Although the CFS advocate stated that homeschoolers are not targeted, it is not an unfounded fear. A year ago, an article was published indicating New York City homeschoolers were systematically reported to Children Protective Services for educational neglect when they filed their intent to homeschool notices.

The executive session begins in video #2. During discussion it was apparent that the committee was unclear whether or not SAUs have the authority to investigate education concerns or if it should appropriately be assigned to DCYF. Many commented that SAUs have difficulty handling truancy issues they are charged to investigate. However; DCYF needs a major “overhaul” and has mishandled many cases of abuse and neglect. Some also incorrectly said that without DCYF handling education investigations, no authority would have the power to do so.

Some representatives claimed that although DCYF is currently charged with investigating educational neglect, they are not mandatory reporters; they said reporting is made to DCYF and uni-directional; that concerns are reported to them, but they cannot initiate reports. That is grossly inaccurate. In RSA 169-C:29, mandatory reporters of child abuse explicitly includes social workers and other child or foster care workers, not only teachers, school officials, doctors, law enforcement officers, and many more people in our communities.

To address these concerns, a friendly amendment #0783h was proposed by one of the bill’s sponsors, Rep Dan Itse. It added a study commission that would attempt to resolve how to better equip and clarify that districts handle cases re compulsory attendance concerns. Unfortunately, the vote was a 7 to 7 tie so it failed.

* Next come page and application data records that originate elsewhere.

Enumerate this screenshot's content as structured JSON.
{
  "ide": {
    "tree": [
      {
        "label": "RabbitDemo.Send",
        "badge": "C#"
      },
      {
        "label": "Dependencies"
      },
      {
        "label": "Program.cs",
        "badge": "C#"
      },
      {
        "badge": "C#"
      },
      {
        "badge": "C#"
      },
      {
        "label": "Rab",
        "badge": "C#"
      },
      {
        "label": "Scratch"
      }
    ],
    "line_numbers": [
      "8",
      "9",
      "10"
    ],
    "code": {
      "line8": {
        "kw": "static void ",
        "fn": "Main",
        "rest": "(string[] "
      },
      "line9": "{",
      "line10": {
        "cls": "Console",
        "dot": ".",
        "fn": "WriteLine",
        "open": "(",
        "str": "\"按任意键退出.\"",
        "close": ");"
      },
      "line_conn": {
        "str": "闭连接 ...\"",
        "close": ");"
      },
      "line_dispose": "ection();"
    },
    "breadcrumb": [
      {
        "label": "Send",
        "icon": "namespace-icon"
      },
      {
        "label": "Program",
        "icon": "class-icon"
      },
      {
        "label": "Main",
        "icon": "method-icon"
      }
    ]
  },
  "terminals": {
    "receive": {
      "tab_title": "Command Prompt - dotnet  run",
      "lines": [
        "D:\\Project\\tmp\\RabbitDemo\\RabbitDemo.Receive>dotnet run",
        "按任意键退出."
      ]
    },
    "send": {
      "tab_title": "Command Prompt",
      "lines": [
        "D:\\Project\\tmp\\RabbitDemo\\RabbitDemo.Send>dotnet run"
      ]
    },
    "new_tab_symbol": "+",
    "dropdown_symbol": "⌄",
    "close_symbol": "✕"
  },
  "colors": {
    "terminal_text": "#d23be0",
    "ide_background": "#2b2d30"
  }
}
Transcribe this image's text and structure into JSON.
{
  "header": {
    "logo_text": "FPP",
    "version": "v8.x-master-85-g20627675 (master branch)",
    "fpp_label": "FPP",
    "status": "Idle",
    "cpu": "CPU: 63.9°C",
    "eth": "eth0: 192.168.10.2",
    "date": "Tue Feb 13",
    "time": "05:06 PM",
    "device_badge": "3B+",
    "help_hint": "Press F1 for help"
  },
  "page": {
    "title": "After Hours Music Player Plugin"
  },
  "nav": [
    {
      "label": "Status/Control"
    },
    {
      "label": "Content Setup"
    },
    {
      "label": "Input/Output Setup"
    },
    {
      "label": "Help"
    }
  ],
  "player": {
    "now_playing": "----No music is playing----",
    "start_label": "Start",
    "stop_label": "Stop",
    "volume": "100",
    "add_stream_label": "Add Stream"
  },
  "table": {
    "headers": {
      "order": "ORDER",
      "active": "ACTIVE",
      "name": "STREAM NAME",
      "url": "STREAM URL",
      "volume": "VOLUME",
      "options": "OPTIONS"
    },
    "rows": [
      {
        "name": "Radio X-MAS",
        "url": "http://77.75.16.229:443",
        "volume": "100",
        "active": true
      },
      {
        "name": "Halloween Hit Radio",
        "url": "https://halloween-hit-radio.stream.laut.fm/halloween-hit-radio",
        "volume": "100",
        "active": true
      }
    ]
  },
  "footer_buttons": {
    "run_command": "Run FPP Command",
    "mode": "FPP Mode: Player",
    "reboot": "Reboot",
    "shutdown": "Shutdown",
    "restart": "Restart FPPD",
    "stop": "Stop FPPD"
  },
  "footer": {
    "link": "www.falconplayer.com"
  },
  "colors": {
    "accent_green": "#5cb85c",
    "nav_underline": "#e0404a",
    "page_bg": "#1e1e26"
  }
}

It is my opinion that HB 1650 (2018) was a simple bill to remove education as a component of neglect and responsibility of the Department of Health and Human Services (DHHS). HB 1650 treated homeschool investigations the same as other educational cases which are handled by the state Department of Education and local school districts. Compliance with compulsory attendance applies to all children age 6 to 18, including homeschoolers. HB 1650 allowed DCYF to focus on higher priority investigations; it removed education-only investigations from DCYF which is poorly equipped or trained to evaluate education concerns. Instead, it placed responsibility in the hands of the state DOE and local districts through existing compulsory education and truancy statutes. Further, it placed homeschoolers on a level playing field with families who choose public or private schools. Finally, if a home-educating family is investigated for educational neglect, current home education statute, RSA 193-A, requires them to maintain the notification letters and acknowledgements from their Participating Agencies, reading logs, work samples, and annual assessments which provide evidence against such charges. This bill did not alter investigations that go beyond educational concerns. HB 1650 took away a big fear home-educating families face – that their children could be removed from their homes by DCYF simply because of paperwork errors or misunderstandings with education statutes. Homeschooling is not abuse and should not be treated as such.

Read more in Level the Playing Field for Homeschoolers and Homeschooling is Not Neglect.

I hope this information is helpful. Please contact me if you have any questions or if I may be of assistance.


By Michelle Levell